The purpose, of this mini dissertation is to understand South Africa as a country in a spatial crisis that leads to the entrapment of the black body in a social, political, economic and legally depressed state. The crisis describes and is as a result of the multiple upheavals and ruptures that have shaped the post-colonial, particularly African, landscape, and experiences of its people. Particular to the post-colonial landscape is that these ruptures are largely defined by the history of extraction, exclusion and violence by the white elite against the black poor. The nature of the crisis is that it continues to support and re-enact the same colonial oppressive outcomes, ensuring the black poor continue to exist in a state of marginalisation. The spaces in the crisis also work to physically push out and keep marginalised black people in informal spaces away from economic activity. But additionally, the intangible elements of space mean that black people carry the consequences and definitions of these spaces with them which define how they are interpellated, ensuring that in and out of the physical space they are viewed as sub-human.
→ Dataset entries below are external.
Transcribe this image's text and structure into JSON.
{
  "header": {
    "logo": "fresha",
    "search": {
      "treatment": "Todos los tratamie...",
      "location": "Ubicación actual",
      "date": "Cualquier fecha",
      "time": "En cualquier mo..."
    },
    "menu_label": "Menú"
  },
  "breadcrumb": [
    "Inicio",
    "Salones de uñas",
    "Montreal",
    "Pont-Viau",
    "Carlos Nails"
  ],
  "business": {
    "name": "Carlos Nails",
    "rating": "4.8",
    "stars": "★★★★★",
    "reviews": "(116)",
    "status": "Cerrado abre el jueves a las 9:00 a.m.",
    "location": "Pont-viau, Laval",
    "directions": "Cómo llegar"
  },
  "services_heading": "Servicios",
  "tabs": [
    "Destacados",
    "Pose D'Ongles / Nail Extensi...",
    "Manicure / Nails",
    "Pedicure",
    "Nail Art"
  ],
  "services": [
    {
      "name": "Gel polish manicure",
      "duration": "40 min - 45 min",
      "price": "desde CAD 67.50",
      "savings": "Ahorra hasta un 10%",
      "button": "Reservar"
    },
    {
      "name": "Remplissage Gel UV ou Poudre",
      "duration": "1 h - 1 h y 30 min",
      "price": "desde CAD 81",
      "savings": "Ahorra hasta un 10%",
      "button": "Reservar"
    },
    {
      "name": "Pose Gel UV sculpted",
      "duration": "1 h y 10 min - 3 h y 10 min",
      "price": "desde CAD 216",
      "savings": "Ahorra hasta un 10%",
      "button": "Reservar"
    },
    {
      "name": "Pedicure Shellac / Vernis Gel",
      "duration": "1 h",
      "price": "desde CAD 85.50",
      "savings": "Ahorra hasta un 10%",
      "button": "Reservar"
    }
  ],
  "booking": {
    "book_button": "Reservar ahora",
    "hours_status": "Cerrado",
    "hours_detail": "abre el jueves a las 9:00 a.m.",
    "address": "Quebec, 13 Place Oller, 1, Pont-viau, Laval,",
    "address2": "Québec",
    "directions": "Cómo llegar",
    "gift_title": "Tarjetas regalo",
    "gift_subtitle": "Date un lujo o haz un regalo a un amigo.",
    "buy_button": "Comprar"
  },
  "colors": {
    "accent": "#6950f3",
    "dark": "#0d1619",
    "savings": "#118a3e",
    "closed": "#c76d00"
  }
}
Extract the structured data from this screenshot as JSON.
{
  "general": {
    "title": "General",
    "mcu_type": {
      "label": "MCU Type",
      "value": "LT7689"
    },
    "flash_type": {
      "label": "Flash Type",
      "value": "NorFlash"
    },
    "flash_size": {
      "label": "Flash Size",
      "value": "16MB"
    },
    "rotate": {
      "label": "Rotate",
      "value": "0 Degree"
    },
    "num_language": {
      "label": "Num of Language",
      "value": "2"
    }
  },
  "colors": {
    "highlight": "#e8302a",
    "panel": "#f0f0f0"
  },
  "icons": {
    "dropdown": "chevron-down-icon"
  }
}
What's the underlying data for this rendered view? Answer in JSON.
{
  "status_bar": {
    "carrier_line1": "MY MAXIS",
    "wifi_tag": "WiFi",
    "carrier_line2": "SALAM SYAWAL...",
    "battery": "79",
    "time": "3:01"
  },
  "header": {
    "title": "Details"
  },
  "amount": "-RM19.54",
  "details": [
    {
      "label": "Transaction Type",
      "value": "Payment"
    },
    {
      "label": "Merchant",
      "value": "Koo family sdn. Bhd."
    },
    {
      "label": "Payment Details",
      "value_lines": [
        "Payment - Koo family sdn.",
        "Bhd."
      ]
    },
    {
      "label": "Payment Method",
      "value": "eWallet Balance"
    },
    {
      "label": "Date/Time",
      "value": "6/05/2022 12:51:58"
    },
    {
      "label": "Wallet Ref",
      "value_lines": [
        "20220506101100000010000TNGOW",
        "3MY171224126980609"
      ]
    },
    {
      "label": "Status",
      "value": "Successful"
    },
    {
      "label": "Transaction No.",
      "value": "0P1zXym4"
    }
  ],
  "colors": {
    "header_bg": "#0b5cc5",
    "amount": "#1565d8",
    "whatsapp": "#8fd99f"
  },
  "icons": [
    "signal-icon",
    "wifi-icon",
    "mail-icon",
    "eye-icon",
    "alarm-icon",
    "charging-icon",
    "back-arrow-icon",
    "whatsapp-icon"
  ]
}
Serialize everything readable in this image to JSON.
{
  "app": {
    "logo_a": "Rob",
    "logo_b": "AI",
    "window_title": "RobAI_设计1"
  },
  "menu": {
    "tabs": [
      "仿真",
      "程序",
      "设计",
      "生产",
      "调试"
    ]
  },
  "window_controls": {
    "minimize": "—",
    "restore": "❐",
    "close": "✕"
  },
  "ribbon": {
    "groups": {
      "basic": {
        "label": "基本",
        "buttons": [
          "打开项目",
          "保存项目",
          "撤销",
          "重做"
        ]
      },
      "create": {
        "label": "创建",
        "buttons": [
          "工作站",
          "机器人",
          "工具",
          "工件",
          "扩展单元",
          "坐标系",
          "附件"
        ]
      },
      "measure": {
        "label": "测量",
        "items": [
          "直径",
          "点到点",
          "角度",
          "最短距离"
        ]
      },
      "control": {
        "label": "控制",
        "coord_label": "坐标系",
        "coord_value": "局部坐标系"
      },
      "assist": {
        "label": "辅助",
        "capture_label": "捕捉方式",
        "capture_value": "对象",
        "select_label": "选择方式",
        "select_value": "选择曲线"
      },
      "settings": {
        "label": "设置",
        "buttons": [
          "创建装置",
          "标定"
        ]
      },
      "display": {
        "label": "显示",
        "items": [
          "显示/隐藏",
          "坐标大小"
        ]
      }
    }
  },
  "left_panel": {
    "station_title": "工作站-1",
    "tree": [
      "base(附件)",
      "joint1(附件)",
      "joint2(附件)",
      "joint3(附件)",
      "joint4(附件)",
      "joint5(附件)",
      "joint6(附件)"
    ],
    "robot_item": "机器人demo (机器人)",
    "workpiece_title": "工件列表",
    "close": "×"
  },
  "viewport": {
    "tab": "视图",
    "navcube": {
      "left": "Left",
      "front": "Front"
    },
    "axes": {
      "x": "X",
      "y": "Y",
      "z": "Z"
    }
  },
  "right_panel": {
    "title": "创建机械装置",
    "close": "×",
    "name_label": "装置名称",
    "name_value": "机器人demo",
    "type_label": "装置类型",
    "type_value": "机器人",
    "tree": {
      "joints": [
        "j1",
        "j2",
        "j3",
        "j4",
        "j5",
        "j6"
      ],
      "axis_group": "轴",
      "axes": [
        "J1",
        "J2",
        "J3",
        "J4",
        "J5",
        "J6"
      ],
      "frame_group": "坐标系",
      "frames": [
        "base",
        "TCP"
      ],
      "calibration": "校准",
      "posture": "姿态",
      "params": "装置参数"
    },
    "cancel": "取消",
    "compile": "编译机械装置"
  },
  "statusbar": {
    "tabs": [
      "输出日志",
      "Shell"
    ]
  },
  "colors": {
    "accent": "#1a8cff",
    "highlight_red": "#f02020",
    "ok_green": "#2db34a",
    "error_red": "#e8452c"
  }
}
In this dissertation I am particularly interested in how transformative constitutionalism can proactively facilitate spatial justice for the historically and presently marginalised in ameliorating the effects of the crisis. Spatial justice, in my understanding would mean the removal of the abyssal line and simultaneity between those interpellated as human and sub-human.
Mini Dissertation (LLM)--University of Pretoria, 2019.